◆ WHAT IS NEEDED
The required output is the line that contains "Read all visible content and emit it as JSON." through the last line of the data, retyped verbatim and with nothing added.

------------------------------------------------------------------------

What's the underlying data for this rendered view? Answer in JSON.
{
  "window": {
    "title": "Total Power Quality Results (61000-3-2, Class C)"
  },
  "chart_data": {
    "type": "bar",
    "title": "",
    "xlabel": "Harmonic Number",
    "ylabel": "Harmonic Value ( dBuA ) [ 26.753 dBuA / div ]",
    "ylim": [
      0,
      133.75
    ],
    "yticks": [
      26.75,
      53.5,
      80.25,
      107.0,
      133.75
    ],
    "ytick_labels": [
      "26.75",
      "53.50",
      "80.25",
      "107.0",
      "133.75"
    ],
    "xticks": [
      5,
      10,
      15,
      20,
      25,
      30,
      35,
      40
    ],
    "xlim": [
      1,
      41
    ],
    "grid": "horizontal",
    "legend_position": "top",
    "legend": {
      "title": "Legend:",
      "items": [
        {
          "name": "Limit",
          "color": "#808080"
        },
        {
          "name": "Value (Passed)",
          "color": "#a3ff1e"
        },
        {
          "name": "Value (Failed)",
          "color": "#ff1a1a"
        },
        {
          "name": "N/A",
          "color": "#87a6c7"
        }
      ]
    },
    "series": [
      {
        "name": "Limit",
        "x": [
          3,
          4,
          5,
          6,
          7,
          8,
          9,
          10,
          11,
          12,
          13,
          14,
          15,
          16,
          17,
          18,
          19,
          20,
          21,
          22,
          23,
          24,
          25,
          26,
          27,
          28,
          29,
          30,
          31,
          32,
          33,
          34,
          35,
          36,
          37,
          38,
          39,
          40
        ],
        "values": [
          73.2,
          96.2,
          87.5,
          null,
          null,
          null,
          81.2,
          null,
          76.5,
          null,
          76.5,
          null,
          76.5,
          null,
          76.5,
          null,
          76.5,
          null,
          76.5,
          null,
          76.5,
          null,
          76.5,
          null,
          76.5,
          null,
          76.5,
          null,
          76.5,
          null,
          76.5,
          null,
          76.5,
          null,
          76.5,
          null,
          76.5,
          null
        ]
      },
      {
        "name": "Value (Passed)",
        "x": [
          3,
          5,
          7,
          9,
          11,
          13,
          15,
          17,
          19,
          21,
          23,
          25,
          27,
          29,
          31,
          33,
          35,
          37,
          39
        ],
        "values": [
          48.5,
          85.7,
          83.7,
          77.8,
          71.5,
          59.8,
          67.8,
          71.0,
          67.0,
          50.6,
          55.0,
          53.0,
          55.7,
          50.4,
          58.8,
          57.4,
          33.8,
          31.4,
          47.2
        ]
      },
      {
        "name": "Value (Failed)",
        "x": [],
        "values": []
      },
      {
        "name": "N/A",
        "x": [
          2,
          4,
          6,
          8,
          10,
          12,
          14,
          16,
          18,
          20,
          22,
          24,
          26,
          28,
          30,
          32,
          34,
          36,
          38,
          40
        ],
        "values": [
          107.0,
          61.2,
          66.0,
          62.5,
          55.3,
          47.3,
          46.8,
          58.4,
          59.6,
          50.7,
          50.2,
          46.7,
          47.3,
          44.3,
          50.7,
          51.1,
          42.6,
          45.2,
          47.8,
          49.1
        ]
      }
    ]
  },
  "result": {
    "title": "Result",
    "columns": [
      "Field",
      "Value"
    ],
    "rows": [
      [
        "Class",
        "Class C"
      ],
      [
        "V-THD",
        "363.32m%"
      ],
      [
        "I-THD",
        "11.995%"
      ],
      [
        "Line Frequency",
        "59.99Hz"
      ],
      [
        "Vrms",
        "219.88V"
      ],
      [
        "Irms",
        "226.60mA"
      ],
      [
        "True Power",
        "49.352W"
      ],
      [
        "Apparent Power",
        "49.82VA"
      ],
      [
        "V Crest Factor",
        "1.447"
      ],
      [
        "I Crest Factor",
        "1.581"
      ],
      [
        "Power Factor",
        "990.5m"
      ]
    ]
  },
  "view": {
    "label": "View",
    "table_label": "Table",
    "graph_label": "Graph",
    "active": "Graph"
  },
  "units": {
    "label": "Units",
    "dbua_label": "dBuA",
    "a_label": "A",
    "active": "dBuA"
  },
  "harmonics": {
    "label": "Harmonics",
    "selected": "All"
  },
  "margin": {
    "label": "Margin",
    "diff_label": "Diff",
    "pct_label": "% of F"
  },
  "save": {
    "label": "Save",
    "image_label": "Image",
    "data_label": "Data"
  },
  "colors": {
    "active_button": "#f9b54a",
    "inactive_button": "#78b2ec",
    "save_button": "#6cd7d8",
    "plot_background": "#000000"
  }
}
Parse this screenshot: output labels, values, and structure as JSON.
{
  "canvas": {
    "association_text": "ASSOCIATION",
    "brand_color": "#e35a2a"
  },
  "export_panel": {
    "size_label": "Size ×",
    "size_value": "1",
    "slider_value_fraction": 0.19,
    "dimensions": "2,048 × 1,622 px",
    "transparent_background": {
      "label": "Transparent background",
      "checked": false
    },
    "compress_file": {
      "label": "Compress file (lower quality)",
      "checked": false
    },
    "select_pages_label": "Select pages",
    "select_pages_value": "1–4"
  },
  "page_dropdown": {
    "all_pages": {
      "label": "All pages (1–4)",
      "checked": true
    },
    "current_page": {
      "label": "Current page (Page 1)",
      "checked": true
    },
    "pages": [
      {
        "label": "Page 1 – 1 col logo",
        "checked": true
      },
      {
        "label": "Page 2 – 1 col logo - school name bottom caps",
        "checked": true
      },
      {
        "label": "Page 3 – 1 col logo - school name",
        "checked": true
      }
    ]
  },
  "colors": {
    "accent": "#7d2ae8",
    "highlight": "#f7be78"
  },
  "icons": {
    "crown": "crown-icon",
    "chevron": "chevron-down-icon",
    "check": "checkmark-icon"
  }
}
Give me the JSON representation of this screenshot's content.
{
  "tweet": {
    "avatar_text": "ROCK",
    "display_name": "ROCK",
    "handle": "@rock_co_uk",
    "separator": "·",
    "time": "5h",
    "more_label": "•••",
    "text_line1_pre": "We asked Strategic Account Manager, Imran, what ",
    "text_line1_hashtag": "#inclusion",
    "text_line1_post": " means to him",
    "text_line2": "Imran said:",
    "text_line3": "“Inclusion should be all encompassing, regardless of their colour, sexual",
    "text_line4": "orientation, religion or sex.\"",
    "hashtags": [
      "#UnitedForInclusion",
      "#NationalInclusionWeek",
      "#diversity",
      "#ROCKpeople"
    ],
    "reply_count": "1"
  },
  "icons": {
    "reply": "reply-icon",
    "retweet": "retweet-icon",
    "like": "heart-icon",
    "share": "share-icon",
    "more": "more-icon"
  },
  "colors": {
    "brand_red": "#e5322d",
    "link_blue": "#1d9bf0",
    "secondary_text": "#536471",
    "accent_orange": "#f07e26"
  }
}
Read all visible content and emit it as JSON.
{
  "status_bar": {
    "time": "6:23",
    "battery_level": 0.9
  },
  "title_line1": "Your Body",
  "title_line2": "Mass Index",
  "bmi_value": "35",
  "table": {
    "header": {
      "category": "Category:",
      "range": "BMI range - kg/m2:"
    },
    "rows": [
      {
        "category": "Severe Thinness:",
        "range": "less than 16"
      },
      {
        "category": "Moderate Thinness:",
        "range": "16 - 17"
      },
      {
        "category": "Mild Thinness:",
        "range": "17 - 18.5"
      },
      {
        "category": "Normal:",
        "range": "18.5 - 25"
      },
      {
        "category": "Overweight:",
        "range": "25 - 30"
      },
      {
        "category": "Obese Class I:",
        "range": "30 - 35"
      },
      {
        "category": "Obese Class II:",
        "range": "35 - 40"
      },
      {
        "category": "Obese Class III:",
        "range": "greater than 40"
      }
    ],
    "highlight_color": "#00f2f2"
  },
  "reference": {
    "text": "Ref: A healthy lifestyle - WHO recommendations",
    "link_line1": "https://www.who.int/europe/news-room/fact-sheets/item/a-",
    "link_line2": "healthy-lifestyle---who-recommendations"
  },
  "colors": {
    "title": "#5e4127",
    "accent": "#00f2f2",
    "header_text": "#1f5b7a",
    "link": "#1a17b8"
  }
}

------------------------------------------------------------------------

◆ TASK ANSWER
Read all visible content and emit it as JSON.
{
  "status_bar": {
    "time": "6:23",
    "battery_level": 0.9
  },
  "title_line1": "Your Body",
  "title_line2": "Mass Index",
  "bmi_value": "35",
  "table": {
    "header": {
      "category": "Category:",
      "range": "BMI range - kg/m2:"
    },
    "rows": [
      {
        "category": "Severe Thinness:",
        "range": "less than 16"
      },
      {
        "category": "Moderate Thinness:",
        "range": "16 - 17"
      },
      {
        "category": "Mild Thinness:",
        "range": "17 - 18.5"
      },
      {
        "category": "Normal:",
        "range": "18.5 - 25"
      },
      {
        "category": "Overweight:",
        "range": "25 - 30"
      },
      {
        "category": "Obese Class I:",
        "range": "30 - 35"
      },
      {
        "category": "Obese Class II:",
        "range": "35 - 40"
      },
      {
        "category": "Obese Class III:",
        "range": "greater than 40"
      }
    ],
    "highlight_color": "#00f2f2"
  },
  "reference": {
    "text": "Ref: A healthy lifestyle - WHO recommendations",
    "link_line1": "https://www.who.int/europe/news-room/fact-sheets/item/a-",
    "link_line2": "healthy-lifestyle---who-recommendations"
  },
  "colors": {
    "title": "#5e4127",
    "accent": "#00f2f2",
    "header_text": "#1f5b7a",
    "link": "#1a17b8"
  }
}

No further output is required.